You can create a culture of child protection by developing policies and procedures, a mission statement, and an intention that is made clear to everyone interacting with the children.
In this video, learn how to use our holistic four-square process to create a culture of child protection focused on awareness, prevention, reporting, and responding.
If you’d like to work with us on developing your very own child protection policy, contact Director of Global Programs Niyoshi Mehta at Niyoshi@MiracleFoundation.org.
I want to talk about creating a culture of child protection inside the children’s homes where you work.
Creating a culture of child protection means creating an environment inside the institution where the child feels safe from any form of harm, from any kind of abuse or maltreatment—whether that’s intentional or unintentional.
It also means inside the home creating an environment where the staff and everyone who works there is well-trained and well-versed in what this means. And they’re held accountable for keeping this environment a safe place for kids.
To do this—to create a culture of child protection—one needs to have policies and procedures, a mission statement, an intention that’s made clear to everyone that is associated with the children’s home: The Board of Directors, the In-Charge, the people who work there, the volunteers who come there. It has to be a set of standards and guidelines and educational components.
I find that the best way to address this idea of child protection is to use the idea of a four-square.
“Awareness” is the first quadrant in our four-square.
What constitutes maltreatment of children is culturally defined, so it varies some depending on the country you’re working in. So educate yourself about what’s acceptable in a family in the culture in which you’re working. But the second aspect of awareness is educate yourselves on what our standard would be, which is the United Nations standard for treatment of children. That doesn’t allow for any corporal punishment of any sort.
For the sake of our purposes, we’re going to define abuse as any kind of self-harm that children commit to themselves, any kind of peer abuse, any harm caused by an adult, any kind of societal abuse against a particular subgroup in a culture, and of course neglect, as is sexual abuse and emotional abuse. Those are the things that have to be avoided in a children’s home, and can be with a proper child protection policy.
The second quadrant in our four-square is “Prevention.”
The thing you’re trying to do in a children’s home is raise up whole children with decent self-esteem who can become adults in your society that contribute. If that’s your goal—and I know it is—then you have to again address this issue of the staff that relates to the child most strongly. You have to treat them as the key player they are.
You want to reduce the stressors for your direct childcare staff. You want to offer them support and training and education. You want to give them hope that they can achieve some of the things they want in life. You also need to provide them anger management because they’re in the role of parents and all of us parents get frustrated and angry at our children. And last but not least those people really need to be well-versed in sexual abuse prevention and the symptoms of sexual abuse. And in your home you need transparency where the activities of the staff that are relating to children are clear to everyone.

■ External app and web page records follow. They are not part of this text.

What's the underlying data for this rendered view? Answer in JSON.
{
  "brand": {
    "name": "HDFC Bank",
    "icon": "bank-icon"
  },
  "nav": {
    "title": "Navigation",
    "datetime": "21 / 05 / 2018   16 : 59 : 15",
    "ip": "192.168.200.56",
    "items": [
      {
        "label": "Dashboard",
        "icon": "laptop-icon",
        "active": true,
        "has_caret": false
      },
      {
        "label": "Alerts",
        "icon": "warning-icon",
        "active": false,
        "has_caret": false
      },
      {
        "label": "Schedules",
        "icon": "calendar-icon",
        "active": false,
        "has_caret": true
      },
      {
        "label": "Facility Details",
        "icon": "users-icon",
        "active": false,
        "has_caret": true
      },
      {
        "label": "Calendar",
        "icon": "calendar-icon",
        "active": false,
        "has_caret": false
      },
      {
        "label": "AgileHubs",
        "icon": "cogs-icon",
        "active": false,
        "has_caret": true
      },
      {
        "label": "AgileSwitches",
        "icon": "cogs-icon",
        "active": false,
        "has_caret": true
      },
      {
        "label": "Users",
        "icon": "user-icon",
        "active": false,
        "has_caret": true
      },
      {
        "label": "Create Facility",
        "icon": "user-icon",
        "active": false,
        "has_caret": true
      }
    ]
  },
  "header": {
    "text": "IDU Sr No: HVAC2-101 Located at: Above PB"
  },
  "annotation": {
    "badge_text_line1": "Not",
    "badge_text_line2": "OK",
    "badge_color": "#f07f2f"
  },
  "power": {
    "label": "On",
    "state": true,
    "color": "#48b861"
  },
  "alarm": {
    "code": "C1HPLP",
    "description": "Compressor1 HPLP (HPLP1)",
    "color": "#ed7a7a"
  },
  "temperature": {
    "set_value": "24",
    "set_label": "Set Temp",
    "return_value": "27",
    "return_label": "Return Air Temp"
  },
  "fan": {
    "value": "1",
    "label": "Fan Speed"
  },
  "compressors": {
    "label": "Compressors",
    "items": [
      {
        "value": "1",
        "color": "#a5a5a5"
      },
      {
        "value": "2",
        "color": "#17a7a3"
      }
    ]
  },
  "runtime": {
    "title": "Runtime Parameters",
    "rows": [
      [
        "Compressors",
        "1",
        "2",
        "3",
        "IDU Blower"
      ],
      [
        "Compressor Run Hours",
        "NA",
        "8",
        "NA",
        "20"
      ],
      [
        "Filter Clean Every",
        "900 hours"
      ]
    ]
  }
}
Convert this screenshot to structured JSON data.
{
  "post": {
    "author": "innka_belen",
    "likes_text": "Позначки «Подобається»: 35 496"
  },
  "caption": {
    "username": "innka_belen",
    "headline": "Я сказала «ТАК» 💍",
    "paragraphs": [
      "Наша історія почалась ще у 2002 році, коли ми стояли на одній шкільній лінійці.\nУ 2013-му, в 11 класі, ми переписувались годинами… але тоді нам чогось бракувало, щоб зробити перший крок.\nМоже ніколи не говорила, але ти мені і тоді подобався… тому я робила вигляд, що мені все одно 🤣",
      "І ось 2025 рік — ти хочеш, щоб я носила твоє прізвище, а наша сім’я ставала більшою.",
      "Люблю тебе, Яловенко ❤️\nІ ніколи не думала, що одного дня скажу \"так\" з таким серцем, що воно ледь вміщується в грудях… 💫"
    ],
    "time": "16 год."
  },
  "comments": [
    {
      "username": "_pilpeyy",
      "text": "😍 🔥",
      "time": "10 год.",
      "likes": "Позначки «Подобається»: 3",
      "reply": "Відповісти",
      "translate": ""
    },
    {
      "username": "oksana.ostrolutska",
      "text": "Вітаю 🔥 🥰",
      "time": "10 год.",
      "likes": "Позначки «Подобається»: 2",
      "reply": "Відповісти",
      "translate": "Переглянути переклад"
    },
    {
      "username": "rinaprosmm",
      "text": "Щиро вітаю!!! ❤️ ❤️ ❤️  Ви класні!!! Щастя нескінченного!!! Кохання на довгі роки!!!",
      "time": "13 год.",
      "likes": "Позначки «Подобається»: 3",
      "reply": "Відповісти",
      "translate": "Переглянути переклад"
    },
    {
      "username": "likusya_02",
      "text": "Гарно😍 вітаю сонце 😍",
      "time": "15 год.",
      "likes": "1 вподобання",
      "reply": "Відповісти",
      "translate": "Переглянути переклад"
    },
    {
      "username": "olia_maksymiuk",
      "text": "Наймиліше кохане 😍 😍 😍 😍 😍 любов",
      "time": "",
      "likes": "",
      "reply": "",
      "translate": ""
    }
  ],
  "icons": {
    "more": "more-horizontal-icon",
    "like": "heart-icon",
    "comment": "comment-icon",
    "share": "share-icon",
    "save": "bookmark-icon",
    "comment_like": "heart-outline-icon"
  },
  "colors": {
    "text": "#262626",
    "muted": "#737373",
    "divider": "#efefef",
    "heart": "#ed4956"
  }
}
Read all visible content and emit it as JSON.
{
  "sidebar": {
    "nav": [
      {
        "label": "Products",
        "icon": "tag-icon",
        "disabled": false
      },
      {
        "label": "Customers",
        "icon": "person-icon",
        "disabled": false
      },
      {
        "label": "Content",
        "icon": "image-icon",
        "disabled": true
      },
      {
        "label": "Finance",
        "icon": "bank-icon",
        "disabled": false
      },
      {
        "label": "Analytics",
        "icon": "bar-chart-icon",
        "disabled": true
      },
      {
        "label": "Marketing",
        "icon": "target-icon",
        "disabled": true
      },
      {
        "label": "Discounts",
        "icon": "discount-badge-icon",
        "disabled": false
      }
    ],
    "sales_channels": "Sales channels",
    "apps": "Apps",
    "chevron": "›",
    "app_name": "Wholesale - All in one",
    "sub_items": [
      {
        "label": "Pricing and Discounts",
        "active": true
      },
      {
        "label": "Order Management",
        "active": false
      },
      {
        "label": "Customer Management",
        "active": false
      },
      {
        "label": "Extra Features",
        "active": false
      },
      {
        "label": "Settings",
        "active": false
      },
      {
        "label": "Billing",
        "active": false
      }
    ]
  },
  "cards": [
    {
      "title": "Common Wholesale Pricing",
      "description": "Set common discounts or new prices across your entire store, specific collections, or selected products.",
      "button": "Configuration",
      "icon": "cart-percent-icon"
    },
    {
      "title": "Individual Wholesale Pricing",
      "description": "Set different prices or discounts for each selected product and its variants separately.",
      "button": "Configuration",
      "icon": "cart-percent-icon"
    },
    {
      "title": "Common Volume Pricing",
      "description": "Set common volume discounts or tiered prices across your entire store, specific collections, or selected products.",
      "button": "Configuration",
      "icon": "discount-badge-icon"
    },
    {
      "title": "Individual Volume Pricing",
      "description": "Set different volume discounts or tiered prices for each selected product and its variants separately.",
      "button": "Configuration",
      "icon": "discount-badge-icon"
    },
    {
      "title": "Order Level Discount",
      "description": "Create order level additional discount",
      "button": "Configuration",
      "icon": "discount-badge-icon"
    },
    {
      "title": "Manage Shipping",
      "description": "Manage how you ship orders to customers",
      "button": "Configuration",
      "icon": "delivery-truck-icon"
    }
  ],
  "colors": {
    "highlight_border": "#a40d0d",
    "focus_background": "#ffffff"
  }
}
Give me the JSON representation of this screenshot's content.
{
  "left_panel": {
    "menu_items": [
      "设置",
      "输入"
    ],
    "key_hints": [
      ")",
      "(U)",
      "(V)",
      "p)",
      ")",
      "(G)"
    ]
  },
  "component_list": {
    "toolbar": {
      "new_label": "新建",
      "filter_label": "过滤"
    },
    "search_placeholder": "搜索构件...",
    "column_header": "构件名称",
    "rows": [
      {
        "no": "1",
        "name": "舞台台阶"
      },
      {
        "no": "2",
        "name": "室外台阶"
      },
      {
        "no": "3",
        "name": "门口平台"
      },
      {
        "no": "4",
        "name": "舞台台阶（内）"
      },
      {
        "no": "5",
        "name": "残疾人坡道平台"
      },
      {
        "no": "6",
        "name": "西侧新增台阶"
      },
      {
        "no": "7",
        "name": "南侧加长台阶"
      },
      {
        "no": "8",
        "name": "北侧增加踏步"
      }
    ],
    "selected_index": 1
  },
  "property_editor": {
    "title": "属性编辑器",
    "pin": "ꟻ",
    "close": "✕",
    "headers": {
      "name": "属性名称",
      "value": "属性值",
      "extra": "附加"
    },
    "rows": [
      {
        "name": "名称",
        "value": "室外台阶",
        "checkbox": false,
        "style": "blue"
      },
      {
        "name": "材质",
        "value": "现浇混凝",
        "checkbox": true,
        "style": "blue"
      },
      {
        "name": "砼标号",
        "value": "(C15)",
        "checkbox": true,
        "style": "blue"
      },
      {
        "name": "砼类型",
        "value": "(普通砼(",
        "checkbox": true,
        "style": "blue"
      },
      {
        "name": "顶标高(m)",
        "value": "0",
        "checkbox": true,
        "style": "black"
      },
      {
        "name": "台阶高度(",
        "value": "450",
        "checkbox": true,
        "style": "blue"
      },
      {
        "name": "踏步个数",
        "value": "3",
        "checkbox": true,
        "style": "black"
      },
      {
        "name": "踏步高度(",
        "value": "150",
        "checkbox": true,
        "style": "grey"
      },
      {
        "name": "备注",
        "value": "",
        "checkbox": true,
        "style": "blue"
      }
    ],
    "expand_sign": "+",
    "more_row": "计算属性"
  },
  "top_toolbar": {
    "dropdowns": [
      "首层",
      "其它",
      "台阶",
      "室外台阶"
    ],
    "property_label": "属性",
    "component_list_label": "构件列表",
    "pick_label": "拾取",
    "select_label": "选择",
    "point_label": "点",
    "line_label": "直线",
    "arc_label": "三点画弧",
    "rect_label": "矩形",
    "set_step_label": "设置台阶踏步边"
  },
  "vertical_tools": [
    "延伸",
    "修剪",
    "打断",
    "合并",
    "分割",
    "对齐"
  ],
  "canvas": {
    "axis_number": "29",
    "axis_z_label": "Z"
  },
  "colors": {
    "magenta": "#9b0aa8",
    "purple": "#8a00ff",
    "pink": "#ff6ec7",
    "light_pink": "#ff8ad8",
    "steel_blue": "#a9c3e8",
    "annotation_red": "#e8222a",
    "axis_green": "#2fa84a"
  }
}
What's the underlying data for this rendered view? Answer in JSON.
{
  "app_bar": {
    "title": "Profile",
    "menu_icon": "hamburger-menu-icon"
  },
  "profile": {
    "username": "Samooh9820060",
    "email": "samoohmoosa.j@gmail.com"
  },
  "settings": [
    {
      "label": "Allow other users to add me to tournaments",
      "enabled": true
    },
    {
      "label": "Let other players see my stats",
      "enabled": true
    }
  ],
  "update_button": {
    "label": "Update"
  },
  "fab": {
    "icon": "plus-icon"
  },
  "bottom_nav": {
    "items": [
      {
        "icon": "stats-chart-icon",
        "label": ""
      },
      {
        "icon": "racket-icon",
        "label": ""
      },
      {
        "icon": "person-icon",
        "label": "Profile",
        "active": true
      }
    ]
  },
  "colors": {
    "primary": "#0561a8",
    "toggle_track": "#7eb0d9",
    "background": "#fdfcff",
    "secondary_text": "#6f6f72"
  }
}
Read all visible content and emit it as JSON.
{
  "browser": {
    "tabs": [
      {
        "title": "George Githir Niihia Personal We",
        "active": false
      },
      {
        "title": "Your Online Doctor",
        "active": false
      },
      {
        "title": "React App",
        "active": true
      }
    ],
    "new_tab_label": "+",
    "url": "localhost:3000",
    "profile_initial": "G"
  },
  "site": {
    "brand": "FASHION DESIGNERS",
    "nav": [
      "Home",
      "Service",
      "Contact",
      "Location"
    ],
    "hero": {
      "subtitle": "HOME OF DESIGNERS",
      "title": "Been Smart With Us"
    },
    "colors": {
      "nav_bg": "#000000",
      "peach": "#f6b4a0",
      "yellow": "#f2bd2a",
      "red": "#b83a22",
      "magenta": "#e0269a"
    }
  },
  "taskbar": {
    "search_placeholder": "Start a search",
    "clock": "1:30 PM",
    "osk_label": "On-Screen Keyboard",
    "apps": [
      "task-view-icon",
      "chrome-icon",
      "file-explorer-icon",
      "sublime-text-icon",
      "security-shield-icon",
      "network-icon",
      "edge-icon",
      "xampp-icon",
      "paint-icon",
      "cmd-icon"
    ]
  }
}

The third aspect is having guidelines in place for reporting misconduct.
First, you need to comply with the law of the country and the county that you’re operating in. But within your staff you must also—again—train them, and you also have to do that with children. So putting in place guidelines, practices, policies, and classes on how to report misconduct.
And last, but not least, I’m going to talk about “Responding” because you can’t hurt or help heal the difficulty that has happened.
So how we professionals and adults respond to someone who outcries that they have been hurt or abused and how we respond to the person who has committed the abuse are going to be key factors in how well you create an environment of child protection.
In summary I’ll give you a few simple steps:
The first thing you need to do is to write an intention and a mission for the protection of children inside your home. Secondly, you get to start the hard work of teaching and reinforcing these ideas with your frontline staff. Many of these ideas will be new in the culture in which you’re working. I want to say that awareness and prevention are the most important. That’s where you want to put the bulk of your attention and resources as you begin to think about creating an environment inside your children’s home that protects children from harm.
Reporting and responding sadly are something that we do after something bad has happened. So please join me in focusing on this idea that child protection is as important as the other things we protect for these children. It is a basic building block of the good work we do on behalf of parentless children in this world.
They are so worth it.